WHAT IS REQUIRED:
Each line in the entries that has the word "data" has to be copied.

[RECORDS FOR PROCESSING]

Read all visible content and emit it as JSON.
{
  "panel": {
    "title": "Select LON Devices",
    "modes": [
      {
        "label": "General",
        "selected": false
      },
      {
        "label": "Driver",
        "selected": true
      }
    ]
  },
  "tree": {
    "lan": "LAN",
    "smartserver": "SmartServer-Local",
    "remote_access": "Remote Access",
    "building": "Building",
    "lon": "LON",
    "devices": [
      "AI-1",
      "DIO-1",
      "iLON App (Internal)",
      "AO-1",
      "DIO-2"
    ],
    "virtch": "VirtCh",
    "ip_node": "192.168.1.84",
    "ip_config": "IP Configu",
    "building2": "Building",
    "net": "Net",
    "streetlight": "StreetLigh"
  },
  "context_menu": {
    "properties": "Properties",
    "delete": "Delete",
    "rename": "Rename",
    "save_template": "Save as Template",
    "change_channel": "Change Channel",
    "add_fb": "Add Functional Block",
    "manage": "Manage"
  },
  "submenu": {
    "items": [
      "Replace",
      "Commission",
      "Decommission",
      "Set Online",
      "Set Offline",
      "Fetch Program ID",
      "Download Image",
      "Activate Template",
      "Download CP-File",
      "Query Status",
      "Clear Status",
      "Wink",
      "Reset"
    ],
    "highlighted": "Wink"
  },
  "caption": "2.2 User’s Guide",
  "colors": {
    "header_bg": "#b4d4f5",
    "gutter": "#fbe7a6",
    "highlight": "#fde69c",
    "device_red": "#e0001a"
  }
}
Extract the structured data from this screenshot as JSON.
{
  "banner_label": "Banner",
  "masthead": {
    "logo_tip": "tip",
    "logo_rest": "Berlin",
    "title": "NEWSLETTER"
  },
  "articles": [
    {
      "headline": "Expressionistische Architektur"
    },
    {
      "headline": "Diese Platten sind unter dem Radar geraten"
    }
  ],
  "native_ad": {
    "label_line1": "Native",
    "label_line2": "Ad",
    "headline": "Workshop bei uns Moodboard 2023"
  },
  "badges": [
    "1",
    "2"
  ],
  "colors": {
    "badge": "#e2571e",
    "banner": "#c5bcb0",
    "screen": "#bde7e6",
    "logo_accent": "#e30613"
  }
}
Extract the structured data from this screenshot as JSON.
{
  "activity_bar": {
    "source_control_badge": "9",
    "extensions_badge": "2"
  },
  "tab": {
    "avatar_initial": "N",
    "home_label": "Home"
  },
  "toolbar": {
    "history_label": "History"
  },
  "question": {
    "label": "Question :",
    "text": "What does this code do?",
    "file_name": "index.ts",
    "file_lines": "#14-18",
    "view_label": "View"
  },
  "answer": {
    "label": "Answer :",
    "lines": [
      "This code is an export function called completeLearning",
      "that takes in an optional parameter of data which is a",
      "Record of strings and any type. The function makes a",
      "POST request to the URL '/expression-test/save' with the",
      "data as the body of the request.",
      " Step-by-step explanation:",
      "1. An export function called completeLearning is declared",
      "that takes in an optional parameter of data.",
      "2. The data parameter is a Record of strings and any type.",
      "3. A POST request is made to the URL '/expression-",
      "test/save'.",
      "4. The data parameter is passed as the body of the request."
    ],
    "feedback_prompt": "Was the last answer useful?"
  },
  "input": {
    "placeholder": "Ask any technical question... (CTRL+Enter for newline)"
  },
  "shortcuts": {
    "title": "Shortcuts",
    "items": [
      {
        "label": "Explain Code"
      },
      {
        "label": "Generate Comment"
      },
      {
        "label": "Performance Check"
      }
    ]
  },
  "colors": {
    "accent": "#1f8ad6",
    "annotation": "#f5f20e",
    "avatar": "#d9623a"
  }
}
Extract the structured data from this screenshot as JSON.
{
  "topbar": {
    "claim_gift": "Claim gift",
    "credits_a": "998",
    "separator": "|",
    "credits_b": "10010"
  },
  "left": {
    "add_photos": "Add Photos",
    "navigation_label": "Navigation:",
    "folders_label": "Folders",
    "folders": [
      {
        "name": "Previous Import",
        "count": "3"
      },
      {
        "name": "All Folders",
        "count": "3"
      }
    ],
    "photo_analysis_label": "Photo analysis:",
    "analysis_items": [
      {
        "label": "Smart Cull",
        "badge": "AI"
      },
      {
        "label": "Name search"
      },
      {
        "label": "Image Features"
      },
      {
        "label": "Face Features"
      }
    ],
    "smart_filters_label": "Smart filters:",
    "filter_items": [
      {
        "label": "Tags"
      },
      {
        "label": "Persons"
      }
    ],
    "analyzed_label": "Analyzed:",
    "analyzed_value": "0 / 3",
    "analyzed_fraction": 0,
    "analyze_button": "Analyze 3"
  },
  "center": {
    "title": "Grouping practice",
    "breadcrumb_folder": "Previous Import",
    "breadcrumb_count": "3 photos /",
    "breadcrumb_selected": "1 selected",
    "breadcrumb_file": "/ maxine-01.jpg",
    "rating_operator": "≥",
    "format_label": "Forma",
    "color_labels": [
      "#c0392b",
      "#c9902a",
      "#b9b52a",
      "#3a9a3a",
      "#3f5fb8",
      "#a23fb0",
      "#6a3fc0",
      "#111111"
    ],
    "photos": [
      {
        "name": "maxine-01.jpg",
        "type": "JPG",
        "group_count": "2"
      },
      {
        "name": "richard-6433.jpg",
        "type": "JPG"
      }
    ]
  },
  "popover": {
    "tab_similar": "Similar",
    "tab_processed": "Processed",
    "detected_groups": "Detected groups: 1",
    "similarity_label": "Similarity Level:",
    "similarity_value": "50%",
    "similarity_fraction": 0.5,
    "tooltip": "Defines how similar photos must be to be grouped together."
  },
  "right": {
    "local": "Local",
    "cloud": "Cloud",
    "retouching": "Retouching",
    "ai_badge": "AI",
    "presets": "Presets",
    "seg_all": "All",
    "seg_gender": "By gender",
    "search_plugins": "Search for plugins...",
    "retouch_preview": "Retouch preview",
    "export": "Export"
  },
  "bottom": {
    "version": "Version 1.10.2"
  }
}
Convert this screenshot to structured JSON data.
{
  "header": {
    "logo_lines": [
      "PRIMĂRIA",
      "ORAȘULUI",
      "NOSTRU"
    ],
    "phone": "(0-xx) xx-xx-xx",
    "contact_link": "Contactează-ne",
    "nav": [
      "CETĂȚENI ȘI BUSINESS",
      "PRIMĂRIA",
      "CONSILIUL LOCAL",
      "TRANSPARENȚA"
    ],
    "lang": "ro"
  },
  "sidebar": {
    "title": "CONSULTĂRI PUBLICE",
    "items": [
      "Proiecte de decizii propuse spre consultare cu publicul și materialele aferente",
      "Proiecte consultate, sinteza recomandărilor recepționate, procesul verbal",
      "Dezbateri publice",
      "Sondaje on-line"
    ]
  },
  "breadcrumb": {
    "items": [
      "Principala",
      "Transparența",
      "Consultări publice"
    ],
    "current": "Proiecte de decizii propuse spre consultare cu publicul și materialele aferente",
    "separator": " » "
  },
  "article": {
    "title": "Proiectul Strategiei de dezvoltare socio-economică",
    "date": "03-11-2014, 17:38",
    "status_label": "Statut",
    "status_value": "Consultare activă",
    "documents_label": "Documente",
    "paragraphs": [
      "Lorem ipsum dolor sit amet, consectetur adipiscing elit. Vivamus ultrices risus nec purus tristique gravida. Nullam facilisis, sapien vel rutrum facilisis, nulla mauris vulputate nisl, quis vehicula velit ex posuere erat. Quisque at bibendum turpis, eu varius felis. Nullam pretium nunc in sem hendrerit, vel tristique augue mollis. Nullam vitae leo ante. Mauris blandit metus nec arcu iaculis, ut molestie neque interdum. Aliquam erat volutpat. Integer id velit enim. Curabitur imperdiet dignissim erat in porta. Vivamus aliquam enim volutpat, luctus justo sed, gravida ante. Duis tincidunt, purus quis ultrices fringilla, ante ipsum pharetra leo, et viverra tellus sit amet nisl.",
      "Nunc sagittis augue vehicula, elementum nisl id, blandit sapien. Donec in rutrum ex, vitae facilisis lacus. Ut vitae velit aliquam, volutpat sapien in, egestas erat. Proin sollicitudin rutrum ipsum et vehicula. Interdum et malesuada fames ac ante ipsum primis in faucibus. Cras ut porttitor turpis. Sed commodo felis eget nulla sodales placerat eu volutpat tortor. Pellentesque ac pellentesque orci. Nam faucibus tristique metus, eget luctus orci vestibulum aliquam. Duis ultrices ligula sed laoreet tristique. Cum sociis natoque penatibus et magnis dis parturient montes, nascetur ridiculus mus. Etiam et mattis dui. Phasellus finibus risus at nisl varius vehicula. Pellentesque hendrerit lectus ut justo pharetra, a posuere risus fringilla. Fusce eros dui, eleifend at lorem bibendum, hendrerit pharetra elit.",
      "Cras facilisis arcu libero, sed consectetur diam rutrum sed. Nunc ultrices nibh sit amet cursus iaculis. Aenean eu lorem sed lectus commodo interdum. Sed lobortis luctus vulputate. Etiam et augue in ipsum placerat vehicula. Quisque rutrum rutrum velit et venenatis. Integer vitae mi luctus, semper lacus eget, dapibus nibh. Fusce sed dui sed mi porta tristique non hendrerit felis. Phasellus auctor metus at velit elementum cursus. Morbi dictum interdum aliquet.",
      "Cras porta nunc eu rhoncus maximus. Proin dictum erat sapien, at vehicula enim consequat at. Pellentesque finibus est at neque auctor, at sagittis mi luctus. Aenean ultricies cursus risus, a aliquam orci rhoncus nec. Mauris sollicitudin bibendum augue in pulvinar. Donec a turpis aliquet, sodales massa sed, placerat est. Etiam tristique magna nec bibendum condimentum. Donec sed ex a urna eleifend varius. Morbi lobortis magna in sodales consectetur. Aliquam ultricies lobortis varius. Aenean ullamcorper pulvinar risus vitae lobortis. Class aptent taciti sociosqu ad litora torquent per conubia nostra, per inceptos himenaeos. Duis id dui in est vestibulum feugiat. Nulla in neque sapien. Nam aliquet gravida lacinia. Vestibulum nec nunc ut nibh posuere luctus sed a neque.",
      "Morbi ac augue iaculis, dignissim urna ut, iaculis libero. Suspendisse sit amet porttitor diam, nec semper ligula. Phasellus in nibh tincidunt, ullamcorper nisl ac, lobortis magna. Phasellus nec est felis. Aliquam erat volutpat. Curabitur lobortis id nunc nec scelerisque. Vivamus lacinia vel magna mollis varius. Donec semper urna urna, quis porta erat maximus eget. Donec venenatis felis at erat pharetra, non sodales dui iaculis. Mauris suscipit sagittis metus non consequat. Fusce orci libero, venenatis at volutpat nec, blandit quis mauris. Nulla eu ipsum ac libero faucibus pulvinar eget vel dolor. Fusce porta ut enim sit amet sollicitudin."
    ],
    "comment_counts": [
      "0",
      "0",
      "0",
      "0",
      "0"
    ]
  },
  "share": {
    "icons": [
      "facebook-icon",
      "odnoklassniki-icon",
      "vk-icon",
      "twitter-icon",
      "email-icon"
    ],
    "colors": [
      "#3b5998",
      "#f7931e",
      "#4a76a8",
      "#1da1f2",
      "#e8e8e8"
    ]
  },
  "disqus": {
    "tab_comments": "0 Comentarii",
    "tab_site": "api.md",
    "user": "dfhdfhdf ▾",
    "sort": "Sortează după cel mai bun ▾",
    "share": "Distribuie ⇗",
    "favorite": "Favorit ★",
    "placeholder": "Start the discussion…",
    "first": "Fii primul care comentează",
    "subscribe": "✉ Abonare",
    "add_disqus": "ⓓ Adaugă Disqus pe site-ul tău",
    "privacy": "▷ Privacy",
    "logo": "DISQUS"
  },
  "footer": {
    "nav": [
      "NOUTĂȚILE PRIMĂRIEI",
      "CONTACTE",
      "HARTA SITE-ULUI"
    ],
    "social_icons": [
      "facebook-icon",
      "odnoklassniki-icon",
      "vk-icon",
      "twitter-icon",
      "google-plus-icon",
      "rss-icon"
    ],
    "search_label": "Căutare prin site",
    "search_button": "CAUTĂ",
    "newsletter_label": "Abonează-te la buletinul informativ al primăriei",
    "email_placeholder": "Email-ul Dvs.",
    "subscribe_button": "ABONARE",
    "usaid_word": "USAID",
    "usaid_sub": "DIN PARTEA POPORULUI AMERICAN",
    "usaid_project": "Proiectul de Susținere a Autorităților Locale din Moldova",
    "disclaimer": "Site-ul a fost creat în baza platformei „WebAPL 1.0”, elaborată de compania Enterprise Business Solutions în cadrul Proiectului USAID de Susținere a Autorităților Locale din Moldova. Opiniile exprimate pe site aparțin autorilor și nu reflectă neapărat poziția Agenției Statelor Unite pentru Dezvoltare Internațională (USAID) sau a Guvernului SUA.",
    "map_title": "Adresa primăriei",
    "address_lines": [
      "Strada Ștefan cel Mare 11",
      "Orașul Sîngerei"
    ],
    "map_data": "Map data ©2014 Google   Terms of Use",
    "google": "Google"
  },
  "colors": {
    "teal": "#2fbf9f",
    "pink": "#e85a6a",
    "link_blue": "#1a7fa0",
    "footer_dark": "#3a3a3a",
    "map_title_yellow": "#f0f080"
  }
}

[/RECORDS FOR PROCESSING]

ANSWER TO THE EXERCISE:
Extract the structured data from this screenshot as JSON.
Extract the structured data from this screenshot as JSON.
      "that takes in an optional parameter of data which is a",
      "data as the body of the request.",
      "that takes in an optional parameter of data.",
      "2. The data parameter is a Record of strings and any type.",
      "4. The data parameter is passed as the body of the request."
Extract the structured data from this screenshot as JSON.
Convert this screenshot to structured JSON data.
    "map_data": "Map data ©2014 Google   Terms of Use",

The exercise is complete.